All North Sea helicopter flights have been recalled today over safety fears.
Sikorsky S92 helicopters have returned to base following a probe into a recent incident on a North Sea platform.
The decision to recall S-92s comes after Super Pumas were banned in the wake of a North Sea helicopter crash off the coast of Norway which killed 13 people on April 29th last year.
A spokesman for CHC said the move was in response to an Alert Service Bulletin (ASB) and that all aircraft would now be subject to the ASB maintenance instruction and would be returned to service upon completion.
He was unable to give an indication as the timescale involved.
A spokesman for Aberdeen International Airport said: “We are aware of a safety alert that has been issued for all S92 helicopters and are anticipating a potential impact on helicopter
operations over the next few days until essential maintenance has been carried out. We will support the operators as much as possible through this disruption.”
The move comes after an incident involving an S-92 on a North Sea platform last month.
A spokeswoman for Sikorsky said: “Safety is our top priority, and Sikorsky is working closely with our customer and investigative authorities to determine the root cause of the loss of tail rotor authority in the Dec. 28 installation landing.
“Although the investigation into the Dec. 28 incident has not been completed, Sikorsky released an Alert Service Bulletin on Jan. 10 to define additional interim inspection requirements for the S-92 Tail Rotor Pitch Change Shaft. Those procedures include an off-aircraft check of the PCS bearing and that check must be done before next flight with some leeway for getting back to base.
“We are committed to keeping our customers informed. We will further communicate findings if the investigation reveals any safety or airworthiness issues that affect the S-92 helicopter fleet.”
The helicopter flight had been making a shuttle flight between Total’s Elgin platform facilities and West Franklin, around 130 miles off the coast of Aberdeen.
Images later emerged of the damage to the platform as the flight attempted to land with nine passengers and two crew on board.
A source at the time said the S-92 took “gouges out” of the helideck, damaged its wheels and spun on the deck of the West Franklin when it was forced to land.
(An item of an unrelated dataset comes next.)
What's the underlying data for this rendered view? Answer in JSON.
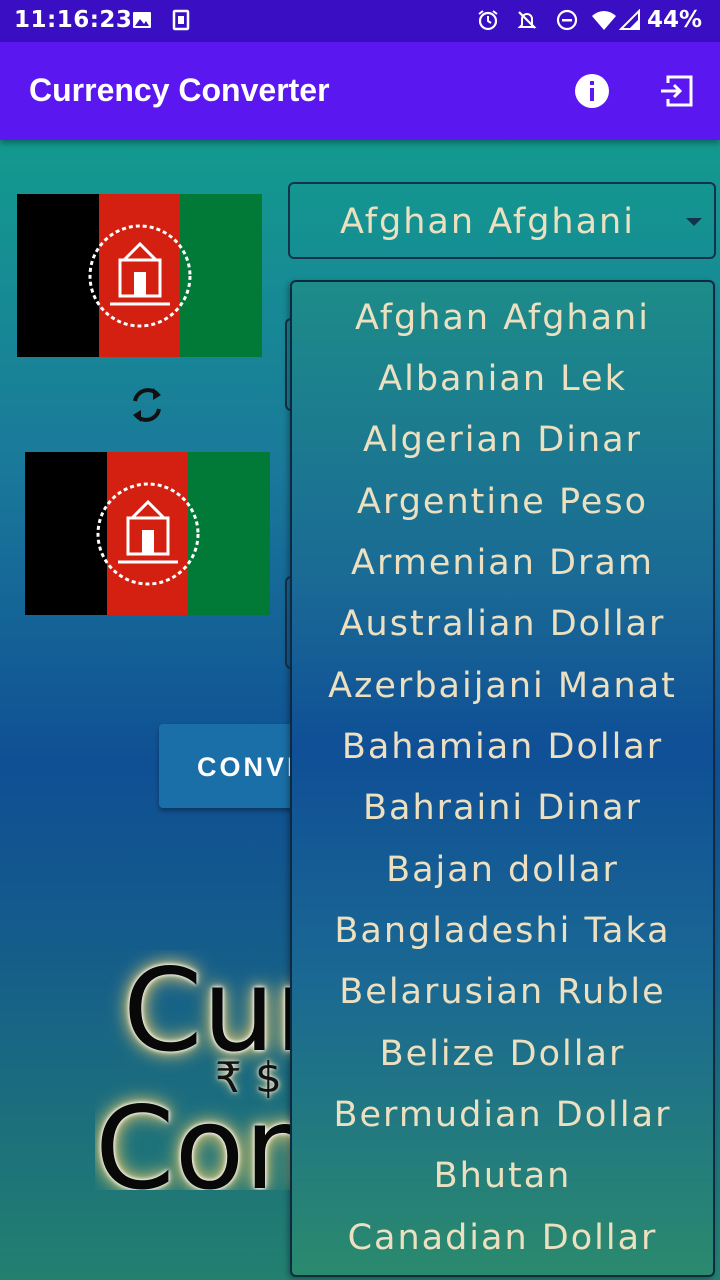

A Shell spokesperson said: “Shell UK can confirm that following the release of today’s ASB (Alert Service Bulletin) advising of additional checks that have to be carried out on the S-92 pitch change shaft, our UKCS flying programme is likely to be significantly impacted today as the additional checks are carried out.
“Our Logistics team is working on alternative flight provision but it is possible schedule disruption could continue this week.”
The Civil Aviation Authority (CAA) stressed the current move was purely a manufacturer’s recall, not a regulatory decision.
A spokesman said they are aware of the situation and are discussing matters with the three firms which operate S92s in the North Sea region, CHC, Bristow and Babcock.
A spokeswoman for oil and gas firm Shell said their flying was likely to be “significantly impacted” as a result of the decision and work was being carried out on alternative flight provision.
Jake Molloy, regional organiser for the RMT union, welcomed the precautionary move.
He said: “It means the aircraft has to be on the ground for some hours but I’m quite sure every worker in the North Sea would rather that rod and that bearing were inspected to ensure that we don’t have a repeat event of December 28.”